I once worked with a client who wanted to build an exclusive community for top financial advisors.
Their approach thus far had been to use LinkedIn and Clearbit to gather and qualify a list of 700+ prospective members.
Then they sent a series of (unsolicited) emails inviting them to join this new community.
It had been 3 months and this legally ambiguous approach hadn’t succeeded.
A mass email from an unknown organisation inviting you to join something you have no interest in is almost certainly one you will ignore.
We took a different approach.
We identified 5 founding members and then asked them who else would be a good match. We then sent a personal email (cc’ing the person who recommended them) which read:
Subject: [friend] suggested I contact you
[Your friend] suggested I reach out to you.
We have an exclusive group of top [topic] professionals and your name has come up a few times.
I’d love to schedule a call and see if you would be a great fit for the group.
Let me know if you’re interested”
Aside from ‘out of office’ and ‘bouncebacks’ replies, the emails had a 100% response rate.
You can spot the psychological appeals here. The subject line is clear enough to be opened, credibility is established in the first sentence, and it provokes curiosity (as well as flattery).
We could have filled the email with more content about the community, its goals, and mission. But those aren’t the kind of emails people enjoy reading.

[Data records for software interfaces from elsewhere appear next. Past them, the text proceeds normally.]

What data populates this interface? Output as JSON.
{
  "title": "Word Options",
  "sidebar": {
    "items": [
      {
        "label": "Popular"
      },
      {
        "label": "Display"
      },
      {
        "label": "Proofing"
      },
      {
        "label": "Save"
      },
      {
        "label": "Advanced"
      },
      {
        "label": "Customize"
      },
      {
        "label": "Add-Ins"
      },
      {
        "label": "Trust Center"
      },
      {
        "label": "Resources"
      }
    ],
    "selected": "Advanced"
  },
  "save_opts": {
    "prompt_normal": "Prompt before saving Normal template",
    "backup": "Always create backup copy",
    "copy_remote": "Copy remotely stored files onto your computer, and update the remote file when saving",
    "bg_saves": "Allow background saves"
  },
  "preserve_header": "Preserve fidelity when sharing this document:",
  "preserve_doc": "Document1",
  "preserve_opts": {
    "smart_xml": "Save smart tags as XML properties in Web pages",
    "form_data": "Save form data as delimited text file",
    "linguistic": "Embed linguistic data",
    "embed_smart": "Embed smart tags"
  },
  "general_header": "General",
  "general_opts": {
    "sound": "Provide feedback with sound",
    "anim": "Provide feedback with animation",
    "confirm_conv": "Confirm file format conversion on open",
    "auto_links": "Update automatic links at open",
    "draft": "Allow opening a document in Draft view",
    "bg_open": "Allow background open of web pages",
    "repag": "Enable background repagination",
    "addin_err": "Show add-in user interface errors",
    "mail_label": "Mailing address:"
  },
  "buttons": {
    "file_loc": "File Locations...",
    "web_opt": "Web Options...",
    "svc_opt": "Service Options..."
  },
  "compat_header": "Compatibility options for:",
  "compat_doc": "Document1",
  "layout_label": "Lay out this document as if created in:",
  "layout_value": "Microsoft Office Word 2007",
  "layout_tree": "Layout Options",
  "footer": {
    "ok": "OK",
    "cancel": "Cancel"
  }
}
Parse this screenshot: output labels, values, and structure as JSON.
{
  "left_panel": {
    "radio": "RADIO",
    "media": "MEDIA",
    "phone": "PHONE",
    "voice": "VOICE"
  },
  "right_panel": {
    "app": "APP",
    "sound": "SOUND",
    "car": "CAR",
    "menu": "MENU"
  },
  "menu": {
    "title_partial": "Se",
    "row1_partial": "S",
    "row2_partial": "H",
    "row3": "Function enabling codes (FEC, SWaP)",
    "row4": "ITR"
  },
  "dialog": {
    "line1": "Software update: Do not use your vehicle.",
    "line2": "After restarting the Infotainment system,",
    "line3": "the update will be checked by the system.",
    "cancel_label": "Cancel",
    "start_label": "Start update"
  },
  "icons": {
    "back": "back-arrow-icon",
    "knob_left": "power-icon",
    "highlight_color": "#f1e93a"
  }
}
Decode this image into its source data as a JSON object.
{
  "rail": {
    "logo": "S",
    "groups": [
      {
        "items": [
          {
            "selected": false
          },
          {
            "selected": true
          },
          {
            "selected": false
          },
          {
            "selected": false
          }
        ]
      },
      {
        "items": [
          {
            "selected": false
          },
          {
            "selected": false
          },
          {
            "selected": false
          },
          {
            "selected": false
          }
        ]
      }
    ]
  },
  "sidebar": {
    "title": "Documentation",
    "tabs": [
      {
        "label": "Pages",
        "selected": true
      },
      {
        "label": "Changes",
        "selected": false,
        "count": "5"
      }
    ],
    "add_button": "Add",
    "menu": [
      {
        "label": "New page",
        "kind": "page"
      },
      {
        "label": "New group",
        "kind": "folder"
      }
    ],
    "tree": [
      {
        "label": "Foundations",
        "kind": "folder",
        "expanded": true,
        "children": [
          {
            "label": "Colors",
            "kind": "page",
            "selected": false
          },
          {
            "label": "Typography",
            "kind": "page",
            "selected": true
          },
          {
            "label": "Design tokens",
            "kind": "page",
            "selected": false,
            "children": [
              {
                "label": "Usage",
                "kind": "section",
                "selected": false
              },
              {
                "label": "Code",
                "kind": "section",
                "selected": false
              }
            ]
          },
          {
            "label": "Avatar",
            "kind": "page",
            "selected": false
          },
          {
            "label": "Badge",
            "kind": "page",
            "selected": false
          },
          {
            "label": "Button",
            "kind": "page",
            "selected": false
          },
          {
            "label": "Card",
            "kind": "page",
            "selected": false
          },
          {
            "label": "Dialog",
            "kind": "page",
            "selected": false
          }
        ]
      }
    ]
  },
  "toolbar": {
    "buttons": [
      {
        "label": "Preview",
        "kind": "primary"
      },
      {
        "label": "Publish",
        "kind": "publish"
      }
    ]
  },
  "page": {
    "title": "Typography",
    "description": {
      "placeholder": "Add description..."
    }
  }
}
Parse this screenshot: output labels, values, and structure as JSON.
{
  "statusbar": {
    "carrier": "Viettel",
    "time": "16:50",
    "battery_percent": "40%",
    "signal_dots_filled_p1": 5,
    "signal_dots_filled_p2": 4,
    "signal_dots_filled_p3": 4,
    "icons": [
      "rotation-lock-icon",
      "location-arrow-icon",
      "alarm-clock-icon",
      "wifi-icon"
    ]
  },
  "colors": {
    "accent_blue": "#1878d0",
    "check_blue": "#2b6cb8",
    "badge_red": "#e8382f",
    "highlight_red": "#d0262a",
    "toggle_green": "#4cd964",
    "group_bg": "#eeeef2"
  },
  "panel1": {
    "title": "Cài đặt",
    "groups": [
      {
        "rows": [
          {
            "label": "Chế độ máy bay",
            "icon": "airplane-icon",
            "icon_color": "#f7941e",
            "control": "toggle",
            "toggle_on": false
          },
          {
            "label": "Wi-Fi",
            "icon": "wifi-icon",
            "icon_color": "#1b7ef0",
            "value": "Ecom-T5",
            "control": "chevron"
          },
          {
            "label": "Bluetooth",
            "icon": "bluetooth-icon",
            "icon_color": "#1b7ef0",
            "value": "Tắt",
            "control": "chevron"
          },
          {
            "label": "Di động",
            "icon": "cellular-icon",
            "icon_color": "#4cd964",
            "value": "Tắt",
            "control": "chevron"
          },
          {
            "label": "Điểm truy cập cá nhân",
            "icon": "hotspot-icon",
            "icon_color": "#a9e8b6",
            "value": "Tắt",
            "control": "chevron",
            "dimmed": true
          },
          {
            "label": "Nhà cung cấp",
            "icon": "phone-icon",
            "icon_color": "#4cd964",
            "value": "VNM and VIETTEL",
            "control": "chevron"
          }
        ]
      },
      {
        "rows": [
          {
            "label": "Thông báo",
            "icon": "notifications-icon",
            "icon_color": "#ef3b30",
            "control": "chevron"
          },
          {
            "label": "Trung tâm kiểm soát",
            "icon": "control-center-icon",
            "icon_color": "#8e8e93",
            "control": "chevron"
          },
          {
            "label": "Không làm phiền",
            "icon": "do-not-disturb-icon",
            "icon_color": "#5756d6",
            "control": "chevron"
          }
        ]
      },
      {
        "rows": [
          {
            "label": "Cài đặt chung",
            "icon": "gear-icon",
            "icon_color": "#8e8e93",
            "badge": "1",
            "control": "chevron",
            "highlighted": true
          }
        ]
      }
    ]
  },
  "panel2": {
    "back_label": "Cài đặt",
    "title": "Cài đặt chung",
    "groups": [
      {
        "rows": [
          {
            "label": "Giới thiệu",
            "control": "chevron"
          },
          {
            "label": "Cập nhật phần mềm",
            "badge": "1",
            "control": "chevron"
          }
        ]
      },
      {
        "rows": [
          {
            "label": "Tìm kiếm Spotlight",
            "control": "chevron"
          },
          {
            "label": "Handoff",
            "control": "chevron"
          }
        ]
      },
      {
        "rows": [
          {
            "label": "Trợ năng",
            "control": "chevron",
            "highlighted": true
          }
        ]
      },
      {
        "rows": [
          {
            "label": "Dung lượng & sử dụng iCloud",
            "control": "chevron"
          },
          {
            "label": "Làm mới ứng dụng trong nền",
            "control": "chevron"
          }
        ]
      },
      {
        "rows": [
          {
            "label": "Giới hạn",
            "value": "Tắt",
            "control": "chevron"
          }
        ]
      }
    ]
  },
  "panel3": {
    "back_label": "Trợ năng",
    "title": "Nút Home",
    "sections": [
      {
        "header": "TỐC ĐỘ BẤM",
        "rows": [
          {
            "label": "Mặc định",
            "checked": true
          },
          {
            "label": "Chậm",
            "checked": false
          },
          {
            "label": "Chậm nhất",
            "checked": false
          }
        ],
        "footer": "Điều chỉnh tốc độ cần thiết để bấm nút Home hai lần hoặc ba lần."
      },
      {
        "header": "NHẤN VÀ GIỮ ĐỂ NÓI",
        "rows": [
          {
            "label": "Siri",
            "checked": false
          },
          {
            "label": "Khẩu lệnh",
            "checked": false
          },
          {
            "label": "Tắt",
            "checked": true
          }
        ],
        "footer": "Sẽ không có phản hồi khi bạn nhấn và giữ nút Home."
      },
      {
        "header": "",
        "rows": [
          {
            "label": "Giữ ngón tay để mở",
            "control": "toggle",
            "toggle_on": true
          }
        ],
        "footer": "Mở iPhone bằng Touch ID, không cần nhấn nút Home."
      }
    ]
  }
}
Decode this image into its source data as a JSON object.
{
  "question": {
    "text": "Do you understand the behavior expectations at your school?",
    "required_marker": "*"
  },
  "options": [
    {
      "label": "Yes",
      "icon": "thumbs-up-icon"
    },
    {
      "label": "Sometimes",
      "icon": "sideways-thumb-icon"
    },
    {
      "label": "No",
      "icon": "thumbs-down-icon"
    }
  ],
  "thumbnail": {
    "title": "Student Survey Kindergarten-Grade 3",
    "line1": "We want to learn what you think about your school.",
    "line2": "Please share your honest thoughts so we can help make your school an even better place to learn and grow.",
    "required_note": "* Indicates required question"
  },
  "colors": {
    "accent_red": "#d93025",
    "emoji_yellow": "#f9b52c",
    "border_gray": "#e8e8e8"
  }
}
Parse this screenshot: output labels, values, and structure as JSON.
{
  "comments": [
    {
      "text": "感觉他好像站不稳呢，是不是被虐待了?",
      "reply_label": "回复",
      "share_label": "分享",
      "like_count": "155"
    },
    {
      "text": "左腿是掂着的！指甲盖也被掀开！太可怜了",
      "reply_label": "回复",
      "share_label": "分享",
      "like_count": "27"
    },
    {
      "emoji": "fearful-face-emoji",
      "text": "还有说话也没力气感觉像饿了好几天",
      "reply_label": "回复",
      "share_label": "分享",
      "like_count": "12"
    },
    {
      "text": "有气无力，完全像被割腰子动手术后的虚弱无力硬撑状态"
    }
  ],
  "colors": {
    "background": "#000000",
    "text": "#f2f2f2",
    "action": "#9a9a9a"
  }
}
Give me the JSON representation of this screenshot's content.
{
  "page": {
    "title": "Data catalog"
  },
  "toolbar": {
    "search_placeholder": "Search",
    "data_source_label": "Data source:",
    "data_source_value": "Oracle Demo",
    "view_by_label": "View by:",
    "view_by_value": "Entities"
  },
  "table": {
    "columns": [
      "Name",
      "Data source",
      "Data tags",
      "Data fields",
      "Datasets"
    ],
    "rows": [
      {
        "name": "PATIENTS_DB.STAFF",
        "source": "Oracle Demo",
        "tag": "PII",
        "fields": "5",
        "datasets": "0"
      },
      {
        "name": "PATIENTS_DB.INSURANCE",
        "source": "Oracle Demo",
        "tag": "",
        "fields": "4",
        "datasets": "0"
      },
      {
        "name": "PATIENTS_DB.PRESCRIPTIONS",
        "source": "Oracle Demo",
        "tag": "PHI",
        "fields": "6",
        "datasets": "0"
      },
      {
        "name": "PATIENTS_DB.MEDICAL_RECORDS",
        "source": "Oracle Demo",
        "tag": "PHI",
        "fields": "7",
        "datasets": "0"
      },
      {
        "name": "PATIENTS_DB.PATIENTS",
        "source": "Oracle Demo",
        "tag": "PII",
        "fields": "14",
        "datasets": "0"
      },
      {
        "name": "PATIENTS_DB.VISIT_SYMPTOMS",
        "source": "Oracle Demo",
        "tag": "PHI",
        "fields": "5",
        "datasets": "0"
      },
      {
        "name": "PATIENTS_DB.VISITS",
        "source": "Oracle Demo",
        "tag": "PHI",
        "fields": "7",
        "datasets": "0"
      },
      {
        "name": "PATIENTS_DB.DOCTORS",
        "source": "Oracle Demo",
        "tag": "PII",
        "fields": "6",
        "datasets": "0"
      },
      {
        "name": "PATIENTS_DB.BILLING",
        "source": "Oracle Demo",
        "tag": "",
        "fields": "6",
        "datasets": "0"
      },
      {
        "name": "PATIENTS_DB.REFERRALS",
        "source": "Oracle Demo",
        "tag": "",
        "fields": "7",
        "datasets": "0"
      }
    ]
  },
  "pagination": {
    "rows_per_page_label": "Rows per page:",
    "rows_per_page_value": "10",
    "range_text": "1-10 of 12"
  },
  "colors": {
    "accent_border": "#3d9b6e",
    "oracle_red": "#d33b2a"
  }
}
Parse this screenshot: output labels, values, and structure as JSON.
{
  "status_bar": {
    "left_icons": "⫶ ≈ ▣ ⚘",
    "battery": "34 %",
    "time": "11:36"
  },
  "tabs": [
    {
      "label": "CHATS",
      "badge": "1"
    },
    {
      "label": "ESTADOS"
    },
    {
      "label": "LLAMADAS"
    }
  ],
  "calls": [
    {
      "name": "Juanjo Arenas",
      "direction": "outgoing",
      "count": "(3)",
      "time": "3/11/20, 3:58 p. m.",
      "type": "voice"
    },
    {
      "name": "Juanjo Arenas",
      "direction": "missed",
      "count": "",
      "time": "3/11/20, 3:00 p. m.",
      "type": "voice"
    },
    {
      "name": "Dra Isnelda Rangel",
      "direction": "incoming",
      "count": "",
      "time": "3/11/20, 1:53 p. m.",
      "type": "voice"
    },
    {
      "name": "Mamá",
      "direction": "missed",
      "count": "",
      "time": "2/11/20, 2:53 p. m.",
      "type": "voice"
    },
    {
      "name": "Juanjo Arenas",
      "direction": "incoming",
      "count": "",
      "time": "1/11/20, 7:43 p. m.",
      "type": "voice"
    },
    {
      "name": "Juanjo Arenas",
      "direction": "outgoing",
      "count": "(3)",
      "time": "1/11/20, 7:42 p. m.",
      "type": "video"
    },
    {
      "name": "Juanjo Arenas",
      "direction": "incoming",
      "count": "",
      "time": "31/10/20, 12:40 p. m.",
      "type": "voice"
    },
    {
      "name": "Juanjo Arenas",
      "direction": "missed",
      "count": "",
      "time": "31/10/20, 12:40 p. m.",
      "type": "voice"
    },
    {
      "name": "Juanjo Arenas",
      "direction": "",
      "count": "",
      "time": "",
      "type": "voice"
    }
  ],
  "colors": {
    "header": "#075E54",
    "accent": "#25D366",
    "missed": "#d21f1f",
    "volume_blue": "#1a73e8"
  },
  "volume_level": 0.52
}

That’s what the call is for.
In the call we asked prospects about their goals and vision for the topic, their passions, and who else might be a good match for the community. Around 65% of those who received our outreach messages went on to make at least 3 posts in the community.